» **What you have to do**
What the task needs is the data below, written out verbatim.

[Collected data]
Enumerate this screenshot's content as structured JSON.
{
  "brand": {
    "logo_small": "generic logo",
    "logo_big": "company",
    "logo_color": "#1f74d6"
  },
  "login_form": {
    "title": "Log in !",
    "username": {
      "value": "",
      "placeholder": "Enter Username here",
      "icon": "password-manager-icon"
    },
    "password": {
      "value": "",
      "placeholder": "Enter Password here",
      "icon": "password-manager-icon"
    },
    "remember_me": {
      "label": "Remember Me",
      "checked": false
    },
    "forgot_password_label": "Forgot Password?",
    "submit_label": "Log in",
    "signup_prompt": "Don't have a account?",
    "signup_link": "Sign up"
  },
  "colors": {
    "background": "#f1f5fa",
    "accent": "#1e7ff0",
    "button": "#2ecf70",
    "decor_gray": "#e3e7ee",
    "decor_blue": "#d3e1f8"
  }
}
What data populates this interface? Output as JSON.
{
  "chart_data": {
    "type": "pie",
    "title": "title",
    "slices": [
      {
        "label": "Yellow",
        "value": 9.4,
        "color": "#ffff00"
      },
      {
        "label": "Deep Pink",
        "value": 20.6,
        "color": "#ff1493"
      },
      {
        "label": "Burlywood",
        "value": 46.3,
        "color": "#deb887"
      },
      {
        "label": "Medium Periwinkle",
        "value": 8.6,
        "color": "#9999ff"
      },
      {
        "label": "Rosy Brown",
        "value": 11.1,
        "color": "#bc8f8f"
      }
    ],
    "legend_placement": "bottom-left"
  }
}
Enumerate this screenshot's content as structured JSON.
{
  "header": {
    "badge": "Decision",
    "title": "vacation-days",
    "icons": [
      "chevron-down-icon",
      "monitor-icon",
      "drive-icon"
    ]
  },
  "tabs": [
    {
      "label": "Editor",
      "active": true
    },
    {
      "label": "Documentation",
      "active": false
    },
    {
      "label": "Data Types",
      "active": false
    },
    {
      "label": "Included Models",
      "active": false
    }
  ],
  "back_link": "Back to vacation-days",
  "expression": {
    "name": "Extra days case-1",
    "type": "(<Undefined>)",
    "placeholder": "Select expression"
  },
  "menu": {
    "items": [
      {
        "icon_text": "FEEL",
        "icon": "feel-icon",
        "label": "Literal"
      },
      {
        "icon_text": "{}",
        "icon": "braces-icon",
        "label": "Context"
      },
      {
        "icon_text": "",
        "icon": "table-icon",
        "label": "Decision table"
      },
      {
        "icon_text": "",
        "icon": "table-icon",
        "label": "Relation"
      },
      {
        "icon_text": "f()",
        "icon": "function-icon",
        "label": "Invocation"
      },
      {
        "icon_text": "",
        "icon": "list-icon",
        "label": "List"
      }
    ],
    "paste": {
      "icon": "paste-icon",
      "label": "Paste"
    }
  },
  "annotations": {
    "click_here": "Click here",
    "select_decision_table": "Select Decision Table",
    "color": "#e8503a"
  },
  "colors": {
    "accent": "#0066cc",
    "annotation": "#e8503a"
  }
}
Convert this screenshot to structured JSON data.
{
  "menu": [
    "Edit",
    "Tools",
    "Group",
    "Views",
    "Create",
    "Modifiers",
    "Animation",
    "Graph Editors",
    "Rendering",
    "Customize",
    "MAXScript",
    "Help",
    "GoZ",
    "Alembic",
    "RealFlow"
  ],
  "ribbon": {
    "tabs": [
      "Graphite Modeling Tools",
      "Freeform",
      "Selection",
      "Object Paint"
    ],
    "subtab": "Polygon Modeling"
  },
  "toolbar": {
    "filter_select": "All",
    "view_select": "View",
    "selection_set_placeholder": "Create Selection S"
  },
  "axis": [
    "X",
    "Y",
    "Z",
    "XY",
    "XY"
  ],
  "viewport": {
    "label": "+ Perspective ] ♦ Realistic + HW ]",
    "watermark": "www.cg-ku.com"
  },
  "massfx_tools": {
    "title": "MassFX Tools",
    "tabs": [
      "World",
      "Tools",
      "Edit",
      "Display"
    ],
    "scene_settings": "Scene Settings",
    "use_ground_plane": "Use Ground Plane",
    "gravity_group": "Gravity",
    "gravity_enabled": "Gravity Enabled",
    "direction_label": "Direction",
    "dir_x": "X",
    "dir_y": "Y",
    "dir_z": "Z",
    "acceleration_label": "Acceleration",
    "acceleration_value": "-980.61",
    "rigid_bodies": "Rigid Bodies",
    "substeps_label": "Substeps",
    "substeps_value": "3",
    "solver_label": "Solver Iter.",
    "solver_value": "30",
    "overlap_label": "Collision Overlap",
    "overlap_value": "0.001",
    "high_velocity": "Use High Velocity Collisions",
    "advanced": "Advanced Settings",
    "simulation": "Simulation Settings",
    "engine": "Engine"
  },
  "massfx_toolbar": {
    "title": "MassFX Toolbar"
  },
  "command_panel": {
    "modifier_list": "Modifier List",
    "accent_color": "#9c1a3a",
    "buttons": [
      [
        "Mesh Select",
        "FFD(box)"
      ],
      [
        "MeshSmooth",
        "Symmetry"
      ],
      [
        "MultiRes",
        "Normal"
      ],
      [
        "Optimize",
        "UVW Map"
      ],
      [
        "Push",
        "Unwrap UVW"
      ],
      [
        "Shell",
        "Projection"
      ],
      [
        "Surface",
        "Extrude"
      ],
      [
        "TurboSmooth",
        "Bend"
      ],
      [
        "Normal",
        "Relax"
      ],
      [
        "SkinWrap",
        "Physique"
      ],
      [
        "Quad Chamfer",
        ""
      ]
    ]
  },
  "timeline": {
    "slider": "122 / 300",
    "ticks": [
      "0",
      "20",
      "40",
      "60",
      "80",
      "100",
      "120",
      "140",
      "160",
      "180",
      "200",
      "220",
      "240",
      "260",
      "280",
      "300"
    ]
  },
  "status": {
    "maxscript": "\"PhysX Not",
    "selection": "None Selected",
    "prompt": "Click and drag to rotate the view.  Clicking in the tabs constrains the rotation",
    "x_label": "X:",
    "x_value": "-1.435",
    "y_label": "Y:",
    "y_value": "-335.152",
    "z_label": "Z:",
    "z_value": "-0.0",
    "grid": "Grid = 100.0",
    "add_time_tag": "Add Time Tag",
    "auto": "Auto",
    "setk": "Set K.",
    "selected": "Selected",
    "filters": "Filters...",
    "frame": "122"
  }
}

» **Result for this exercise**
Enumerate this screenshot's content as structured JSON.
{
  "brand": {
    "logo_small": "generic logo",
    "logo_big": "company",
    "logo_color": "#1f74d6"
  },
  "login_form": {
    "title": "Log in !",
    "username": {
      "value": "",
      "placeholder": "Enter Username here",
      "icon": "password-manager-icon"
    },
    "password": {
      "value": "",
      "placeholder": "Enter Password here",
      "icon": "password-manager-icon"
    },
    "remember_me": {
      "label": "Remember Me",
      "checked": false
    },
    "forgot_password_label": "Forgot Password?",
    "submit_label": "Log in",
    "signup_prompt": "Don't have a account?",
    "signup_link": "Sign up"
  },
  "colors": {
    "background": "#f1f5fa",
    "accent": "#1e7ff0",
    "button": "#2ecf70",
    "decor_gray": "#e3e7ee",
    "decor_blue": "#d3e1f8"
  }
}
What data populates this interface? Output as JSON.
{
  "chart_data": {
    "type": "pie",
    "title": "title",
    "slices": [
      {
        "label": "Yellow",
        "value": 9.4,
        "color": "#ffff00"
      },
      {
        "label": "Deep Pink",
        "value": 20.6,
        "color": "#ff1493"
      },
      {
        "label": "Burlywood",
        "value": 46.3,
        "color": "#deb887"
      },
      {
        "label": "Medium Periwinkle",
        "value": 8.6,
        "color": "#9999ff"
      },
      {
        "label": "Rosy Brown",
        "value": 11.1,
        "color": "#bc8f8f"
      }
    ],
    "legend_placement": "bottom-left"
  }
}
Enumerate this screenshot's content as structured JSON.
{
  "header": {
    "badge": "Decision",
    "title": "vacation-days",
    "icons": [
      "chevron-down-icon",
      "monitor-icon",
      "drive-icon"
    ]
  },
  "tabs": [
    {
      "label": "Editor",
      "active": true
    },
    {
      "label": "Documentation",
      "active": false
    },
    {
      "label": "Data Types",
      "active": false
    },
    {
      "label": "Included Models",
      "active": false
    }
  ],
  "back_link": "Back to vacation-days",
  "expression": {
    "name": "Extra days case-1",
    "type": "(<Undefined>)",
    "placeholder": "Select expression"
  },
  "menu": {
    "items": [
      {
        "icon_text": "FEEL",
        "icon": "feel-icon",
        "label": "Literal"
      },
      {
        "icon_text": "{}",
        "icon": "braces-icon",
        "label": "Context"
      },
      {
        "icon_text": "",
        "icon": "table-icon",
        "label": "Decision table"
      },
      {
        "icon_text": "",
        "icon": "table-icon",
        "label": "Relation"
      },
      {
        "icon_text": "f()",
        "icon": "function-icon",
        "label": "Invocation"
      },
      {
        "icon_text": "",
        "icon": "list-icon",
        "label": "List"
      }
    ],
    "paste": {
      "icon": "paste-icon",
      "label": "Paste"
    }
  },
  "annotations": {
    "click_here": "Click here",
    "select_decision_table": "Select Decision Table",
    "color": "#e8503a"
  },
  "colors": {
    "accent": "#0066cc",
    "annotation": "#e8503a"
  }
}
Convert this screenshot to structured JSON data.
{
  "menu": [
    "Edit",
    "Tools",
    "Group",
    "Views",
    "Create",
    "Modifiers",
    "Animation",
    "Graph Editors",
    "Rendering",
    "Customize",
    "MAXScript",
    "Help",
    "GoZ",
    "Alembic",
    "RealFlow"
  ],
  "ribbon": {
    "tabs": [
      "Graphite Modeling Tools",
      "Freeform",
      "Selection",
      "Object Paint"
    ],
    "subtab": "Polygon Modeling"
  },
  "toolbar": {
    "filter_select": "All",
    "view_select": "View",
    "selection_set_placeholder": "Create Selection S"
  },
  "axis": [
    "X",
    "Y",
    "Z",
    "XY",
    "XY"
  ],
  "viewport": {
    "label": "+ Perspective ] ♦ Realistic + HW ]",
    "watermark": "www.cg-ku.com"
  },
  "massfx_tools": {
    "title": "MassFX Tools",
    "tabs": [
      "World",
      "Tools",
      "Edit",
      "Display"
    ],
    "scene_settings": "Scene Settings",
    "use_ground_plane": "Use Ground Plane",
    "gravity_group": "Gravity",
    "gravity_enabled": "Gravity Enabled",
    "direction_label": "Direction",
    "dir_x": "X",
    "dir_y": "Y",
    "dir_z": "Z",
    "acceleration_label": "Acceleration",
    "acceleration_value": "-980.61",
    "rigid_bodies": "Rigid Bodies",
    "substeps_label": "Substeps",
    "substeps_value": "3",
    "solver_label": "Solver Iter.",
    "solver_value": "30",
    "overlap_label": "Collision Overlap",
    "overlap_value": "0.001",
    "high_velocity": "Use High Velocity Collisions",
    "advanced": "Advanced Settings",
    "simulation": "Simulation Settings",
    "engine": "Engine"
  },
  "massfx_toolbar": {
    "title": "MassFX Toolbar"
  },
  "command_panel": {
    "modifier_list": "Modifier List",
    "accent_color": "#9c1a3a",
    "buttons": [
      [
        "Mesh Select",
        "FFD(box)"
      ],
      [
        "MeshSmooth",
        "Symmetry"
      ],
      [
        "MultiRes",
        "Normal"
      ],
      [
        "Optimize",
        "UVW Map"
      ],
      [
        "Push",
        "Unwrap UVW"
      ],
      [
        "Shell",
        "Projection"
      ],
      [
        "Surface",
        "Extrude"
      ],
      [
        "TurboSmooth",
        "Bend"
      ],
      [
        "Normal",
        "Relax"
      ],
      [
        "SkinWrap",
        "Physique"
      ],
      [
        "Quad Chamfer",
        ""
      ]
    ]
  },
  "timeline": {
    "slider": "122 / 300",
    "ticks": [
      "0",
      "20",
      "40",
      "60",
      "80",
      "100",
      "120",
      "140",
      "160",
      "180",
      "200",
      "220",
      "240",
      "260",
      "280",
      "300"
    ]
  },
  "status": {
    "maxscript": "\"PhysX Not",
    "selection": "None Selected",
    "prompt": "Click and drag to rotate the view.  Clicking in the tabs constrains the rotation",
    "x_label": "X:",
    "x_value": "-1.435",
    "y_label": "Y:",
    "y_value": "-335.152",
    "z_label": "Z:",
    "z_value": "-0.0",
    "grid": "Grid = 100.0",
    "add_time_tag": "Add Time Tag",
    "auto": "Auto",
    "setk": "Set K.",
    "selected": "Selected",
    "filters": "Filters...",
    "frame": "122"
  }
}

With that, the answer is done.